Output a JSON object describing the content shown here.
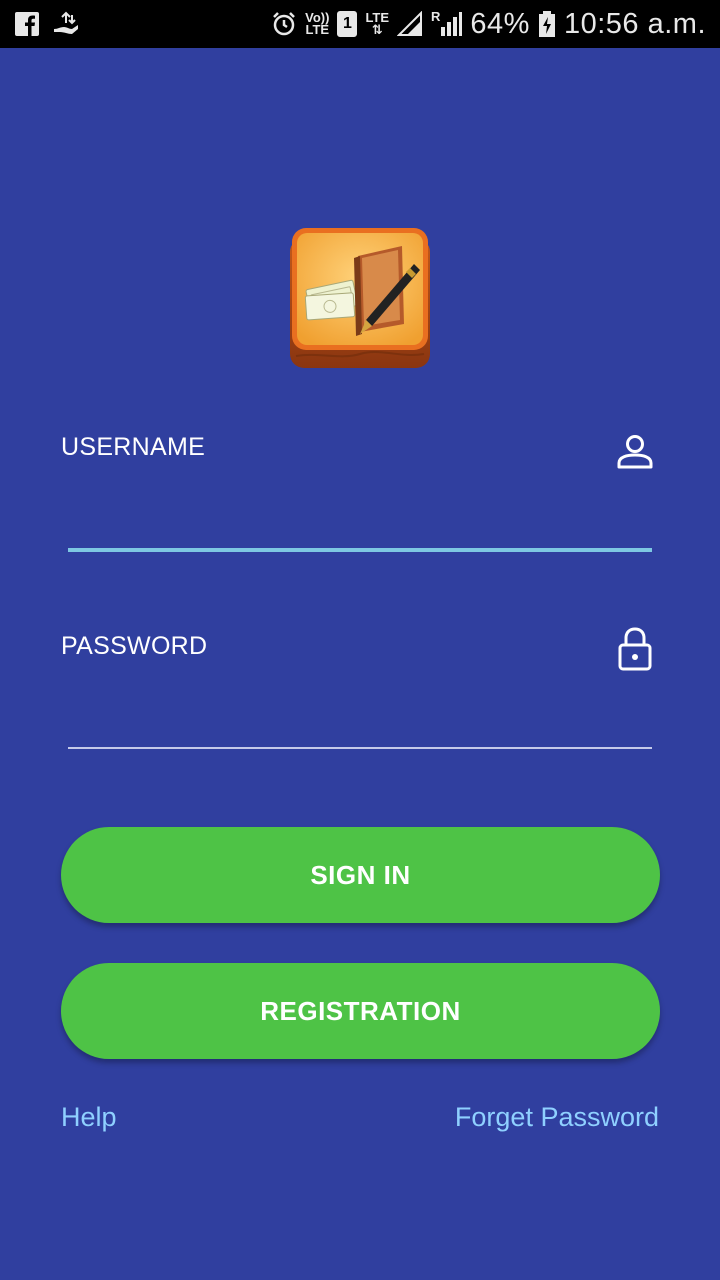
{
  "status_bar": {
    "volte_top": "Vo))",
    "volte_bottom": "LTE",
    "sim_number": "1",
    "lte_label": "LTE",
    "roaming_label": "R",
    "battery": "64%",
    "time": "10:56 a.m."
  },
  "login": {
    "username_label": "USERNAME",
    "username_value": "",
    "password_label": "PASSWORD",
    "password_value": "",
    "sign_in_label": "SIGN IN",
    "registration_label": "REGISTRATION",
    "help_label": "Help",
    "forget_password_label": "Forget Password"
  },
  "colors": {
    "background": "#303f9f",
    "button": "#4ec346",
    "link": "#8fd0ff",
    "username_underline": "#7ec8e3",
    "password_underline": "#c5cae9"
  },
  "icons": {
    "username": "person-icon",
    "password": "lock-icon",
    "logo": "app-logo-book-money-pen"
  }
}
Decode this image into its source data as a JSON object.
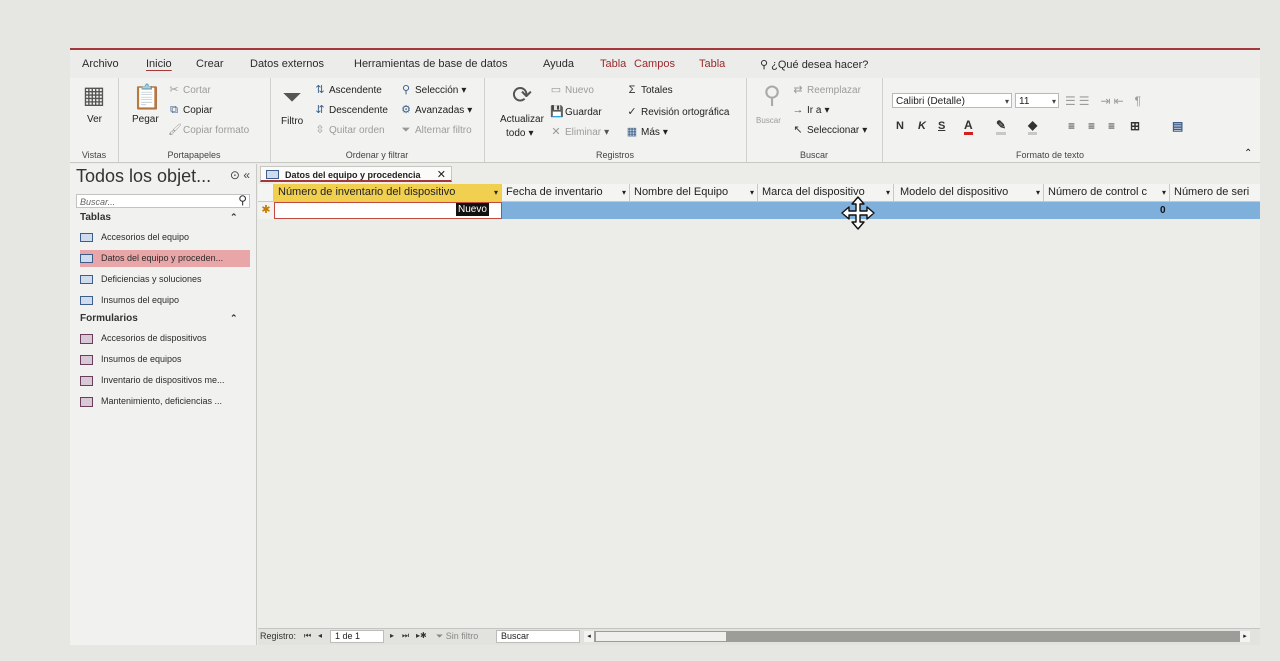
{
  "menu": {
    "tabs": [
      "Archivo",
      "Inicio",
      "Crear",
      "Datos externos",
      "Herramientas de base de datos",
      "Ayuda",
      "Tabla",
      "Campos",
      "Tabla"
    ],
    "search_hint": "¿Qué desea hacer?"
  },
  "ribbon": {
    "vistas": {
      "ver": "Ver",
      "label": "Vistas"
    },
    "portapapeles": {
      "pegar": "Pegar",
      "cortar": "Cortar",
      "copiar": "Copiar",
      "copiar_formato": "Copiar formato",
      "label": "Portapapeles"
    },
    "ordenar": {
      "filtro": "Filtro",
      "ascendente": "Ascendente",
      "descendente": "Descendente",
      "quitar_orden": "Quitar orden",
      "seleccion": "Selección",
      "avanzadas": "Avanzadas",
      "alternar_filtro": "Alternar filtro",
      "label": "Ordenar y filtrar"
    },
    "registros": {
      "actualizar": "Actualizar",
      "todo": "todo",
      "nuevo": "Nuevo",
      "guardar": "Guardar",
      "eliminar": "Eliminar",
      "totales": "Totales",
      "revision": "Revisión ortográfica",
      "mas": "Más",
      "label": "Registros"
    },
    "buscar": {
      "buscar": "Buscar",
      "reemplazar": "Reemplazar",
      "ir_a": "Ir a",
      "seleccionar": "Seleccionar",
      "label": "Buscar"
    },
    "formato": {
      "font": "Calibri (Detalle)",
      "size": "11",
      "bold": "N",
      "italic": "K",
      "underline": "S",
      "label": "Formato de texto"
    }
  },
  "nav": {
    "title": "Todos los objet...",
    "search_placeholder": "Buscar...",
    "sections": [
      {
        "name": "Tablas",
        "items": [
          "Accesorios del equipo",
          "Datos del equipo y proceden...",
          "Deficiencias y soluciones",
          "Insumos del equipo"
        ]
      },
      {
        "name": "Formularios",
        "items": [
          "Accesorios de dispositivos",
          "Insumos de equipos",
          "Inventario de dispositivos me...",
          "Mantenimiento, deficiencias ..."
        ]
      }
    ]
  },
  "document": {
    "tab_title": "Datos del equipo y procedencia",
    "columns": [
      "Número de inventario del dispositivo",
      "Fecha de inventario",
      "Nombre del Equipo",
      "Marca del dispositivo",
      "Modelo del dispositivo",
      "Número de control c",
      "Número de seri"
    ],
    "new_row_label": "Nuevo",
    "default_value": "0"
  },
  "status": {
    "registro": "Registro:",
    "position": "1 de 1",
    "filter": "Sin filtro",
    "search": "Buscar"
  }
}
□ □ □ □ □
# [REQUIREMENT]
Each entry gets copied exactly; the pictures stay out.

# [YOUR SOLUTION]
Output a JSON object describing the content shown here.
{
  "status_bar": {
    "volte_top": "Vo))",
    "volte_bottom": "LTE",
    "sim_number": "1",
    "lte_label": "LTE",
    "roaming_label": "R",
    "battery": "64%",
    "time": "10:56 a.m."
  },
  "login": {
    "username_label": "USERNAME",
    "username_value": "",
    "password_label": "PASSWORD",
    "password_value": "",
    "sign_in_label": "SIGN IN",
    "registration_label": "REGISTRATION",
    "help_label": "Help",
    "forget_password_label": "Forget Password"
  },
  "colors": {
    "background": "#303f9f",
    "button": "#4ec346",
    "link": "#8fd0ff",
    "username_underline": "#7ec8e3",
    "password_underline": "#c5cae9"
  },
  "icons": {
    "username": "person-icon",
    "password": "lock-icon",
    "logo": "app-logo-book-money-pen"
  }
}
Decode this image into its source data as a JSON object.
{
  "menu": {
    "tabs": [
      "Archivo",
      "Inicio",
      "Crear",
      "Datos externos",
      "Herramientas de base de datos",
      "Ayuda",
      "Tabla",
      "Campos",
      "Tabla"
    ],
    "search_hint": "¿Qué desea hacer?"
  },
  "ribbon": {
    "vistas": {
      "ver": "Ver",
      "label": "Vistas"
    },
    "portapapeles": {
      "pegar": "Pegar",
      "cortar": "Cortar",
      "copiar": "Copiar",
      "copiar_formato": "Copiar formato",
      "label": "Portapapeles"
    },
    "ordenar": {
      "filtro": "Filtro",
      "ascendente": "Ascendente",
      "descendente": "Descendente",
      "quitar_orden": "Quitar orden",
      "seleccion": "Selección",
      "avanzadas": "Avanzadas",
      "alternar_filtro": "Alternar filtro",
      "label": "Ordenar y filtrar"
    },
    "registros": {
      "actualizar": "Actualizar",
      "todo": "todo",
      "nuevo": "Nuevo",
      "guardar": "Guardar",
      "eliminar": "Eliminar",
      "totales": "Totales",
      "revision": "Revisión ortográfica",
      "mas": "Más",
      "label": "Registros"
    },
    "buscar": {
      "buscar": "Buscar",
      "reemplazar": "Reemplazar",
      "ir_a": "Ir a",
      "seleccionar": "Seleccionar",
      "label": "Buscar"
    },
    "formato": {
      "font": "Calibri (Detalle)",
      "size": "11",
      "bold": "N",
      "italic": "K",
      "underline": "S",
      "label": "Formato de texto"
    }
  },
  "nav": {
    "title": "Todos los objet...",
    "search_placeholder": "Buscar...",
    "sections": [
      {
        "name": "Tablas",
        "items": [
          "Accesorios del equipo",
          "Datos del equipo y proceden...",
          "Deficiencias y soluciones",
          "Insumos del equipo"
        ]
      },
      {
        "name": "Formularios",
        "items": [
          "Accesorios de dispositivos",
          "Insumos de equipos",
          "Inventario de dispositivos me...",
          "Mantenimiento, deficiencias ..."
        ]
      }
    ]
  },
  "document": {
    "tab_title": "Datos del equipo y procedencia",
    "columns": [
      "Número de inventario del dispositivo",
      "Fecha de inventario",
      "Nombre del Equipo",
      "Marca del dispositivo",
      "Modelo del dispositivo",
      "Número de control c",
      "Número de seri"
    ],
    "new_row_label": "Nuevo",
    "default_value": "0"
  },
  "status": {
    "registro": "Registro:",
    "position": "1 de 1",
    "filter": "Sin filtro",
    "search": "Buscar"
  }
}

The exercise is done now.